#### MATERIAL FOR THE TASK
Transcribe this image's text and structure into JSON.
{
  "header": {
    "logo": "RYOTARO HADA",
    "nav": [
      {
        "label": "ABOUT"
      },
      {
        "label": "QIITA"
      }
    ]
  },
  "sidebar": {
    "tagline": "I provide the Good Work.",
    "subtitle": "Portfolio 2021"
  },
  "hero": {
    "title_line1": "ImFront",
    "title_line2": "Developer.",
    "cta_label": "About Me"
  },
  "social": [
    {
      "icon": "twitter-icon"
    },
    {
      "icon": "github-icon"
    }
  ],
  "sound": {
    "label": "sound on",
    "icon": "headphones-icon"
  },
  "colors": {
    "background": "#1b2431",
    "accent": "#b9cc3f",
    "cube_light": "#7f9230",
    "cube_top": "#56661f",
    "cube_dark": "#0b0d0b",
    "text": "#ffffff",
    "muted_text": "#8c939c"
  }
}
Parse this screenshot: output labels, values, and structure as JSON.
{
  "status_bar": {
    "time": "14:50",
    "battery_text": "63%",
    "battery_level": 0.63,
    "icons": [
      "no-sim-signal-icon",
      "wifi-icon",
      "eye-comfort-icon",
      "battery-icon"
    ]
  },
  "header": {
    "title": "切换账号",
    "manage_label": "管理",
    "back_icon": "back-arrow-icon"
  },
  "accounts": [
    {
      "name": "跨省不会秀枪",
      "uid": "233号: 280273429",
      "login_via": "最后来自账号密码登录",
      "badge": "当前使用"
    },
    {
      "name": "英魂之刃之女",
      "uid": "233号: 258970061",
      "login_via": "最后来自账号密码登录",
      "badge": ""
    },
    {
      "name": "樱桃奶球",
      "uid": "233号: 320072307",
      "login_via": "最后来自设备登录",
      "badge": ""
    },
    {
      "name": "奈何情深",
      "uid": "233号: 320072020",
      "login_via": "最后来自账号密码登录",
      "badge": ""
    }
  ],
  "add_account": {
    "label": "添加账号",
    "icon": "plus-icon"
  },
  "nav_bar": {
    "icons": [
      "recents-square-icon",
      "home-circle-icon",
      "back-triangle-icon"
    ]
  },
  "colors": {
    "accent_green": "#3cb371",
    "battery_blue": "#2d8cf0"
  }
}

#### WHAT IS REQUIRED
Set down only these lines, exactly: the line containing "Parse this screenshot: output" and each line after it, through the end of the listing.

#### RESULT OF THE TASK
Parse this screenshot: output labels, values, and structure as JSON.
{
  "status_bar": {
    "time": "14:50",
    "battery_text": "63%",
    "battery_level": 0.63,
    "icons": [
      "no-sim-signal-icon",
      "wifi-icon",
      "eye-comfort-icon",
      "battery-icon"
    ]
  },
  "header": {
    "title": "切换账号",
    "manage_label": "管理",
    "back_icon": "back-arrow-icon"
  },
  "accounts": [
    {
      "name": "跨省不会秀枪",
      "uid": "233号: 280273429",
      "login_via": "最后来自账号密码登录",
      "badge": "当前使用"
    },
    {
      "name": "英魂之刃之女",
      "uid": "233号: 258970061",
      "login_via": "最后来自账号密码登录",
      "badge": ""
    },
    {
      "name": "樱桃奶球",
      "uid": "233号: 320072307",
      "login_via": "最后来自设备登录",
      "badge": ""
    },
    {
      "name": "奈何情深",
      "uid": "233号: 320072020",
      "login_via": "最后来自账号密码登录",
      "badge": ""
    }
  ],
  "add_account": {
    "label": "添加账号",
    "icon": "plus-icon"
  },
  "nav_bar": {
    "icons": [
      "recents-square-icon",
      "home-circle-icon",
      "back-triangle-icon"
    ]
  },
  "colors": {
    "accent_green": "#3cb371",
    "battery_blue": "#2d8cf0"
  }
}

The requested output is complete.